CalMatters: Emotional fight over conversion therapy: Should California limit services meant to turn gay people straight?
Choking up as he began to speak to a panel of fellow lawmakers, Assemblyman Evan Low paused to collect himself. The room had just quieted after a conservative advocate who opposed his bill heckled the committee—and Low—for not hearing his side out, causing a brief shouting match in the otherwise staid hearing room.
“It was very difficult to present this bill,” Low, a Democrat from Campbell who is gay, said once the ruckus died down. “Because when thinking about childhood and that it would not be okay to be yourself—you heard testimony about suicidal thoughts. I have also had that.”

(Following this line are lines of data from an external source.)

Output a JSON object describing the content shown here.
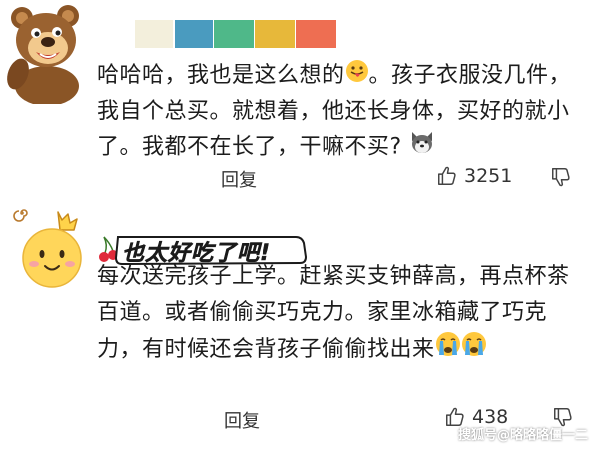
{
  "comments": [
    {
      "body": "哈哈哈，我也是这么想的",
      "body_rest": "。孩子衣服没几件，我自个总买。就想着，他还长身体，买好的就小了。我都不在长了，干嘛不买?",
      "reply_label": "回复",
      "like_count": "3251",
      "emoji_after_body": "tongue-face-icon",
      "emoji_end": "husky-icon",
      "username_colors": [
        "#f3efdc",
        "#4a9bbf",
        "#4fb889",
        "#e7b83a",
        "#ee6e52"
      ]
    },
    {
      "sticker_text": "也太好吃了吧!",
      "body": "每次送完孩子上学。赶紧买支钟薛高，再点杯茶百道。或者偷偷买巧克力。家里冰箱藏了巧克力，有时候还会背孩子偷偷找出来",
      "reply_label": "回复",
      "like_count": "438",
      "emoji_end": "crying-face-icon"
    }
  ],
  "watermark": "搜狐号@略略略僵一二"
}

This strikingly personal revelation reflects the emotional debate surrounding Low’s proposal to make California the first state in the country to outlaw the advertising and sale of sexual orientation change services—better known as “conversion therapy.”
On one side sit scientists and LGBTQ advocacy groups who say California must protect its citizens from a harmful, prejudice-driven practice. On the other are First Amendment purists and a group of religious conservatives who argue that a ban curtails personal liberty. At stake are questions about free speech, freedom of religion and the state’s duty to protect consumers from fraud.
The practice of attempting to change someone’s sexual orientation or gender identity is opposed by leading medical groups such as the American Psychological Association and the Substance Abuse and Mental Health Services Administration, which say it is ineffective and often harmful. It is embraced by some religious and conservative groups, such as the California Family Council and the Pacific Justice Institute, which say the therapy offers an option to people who believe homosexuality and being transgender are immoral.
Conversion therapies can include traditional talk-therapy as well as more extreme—and, medical groups say, damaging—methods. Some who have experienced them report being forced to ingest nausea-inducing drugs and being electroshocked while viewing homoerotic images, activities designed to condition a negative reaction to their homosexual feelings. Such reports led state Sen. Scott Wiener, a San Francisco Democrat and a coauthor of the bill, to describe the therapy as “torture.” Although current techniques tend to be less extreme than those of the past, LGBTQ advocates say that they still perpetuate a view of homosexuality and being transgender as undesirable.
Read the entire article here: https://calmatters.org/articles/gay-conversion-therapy-california-bill/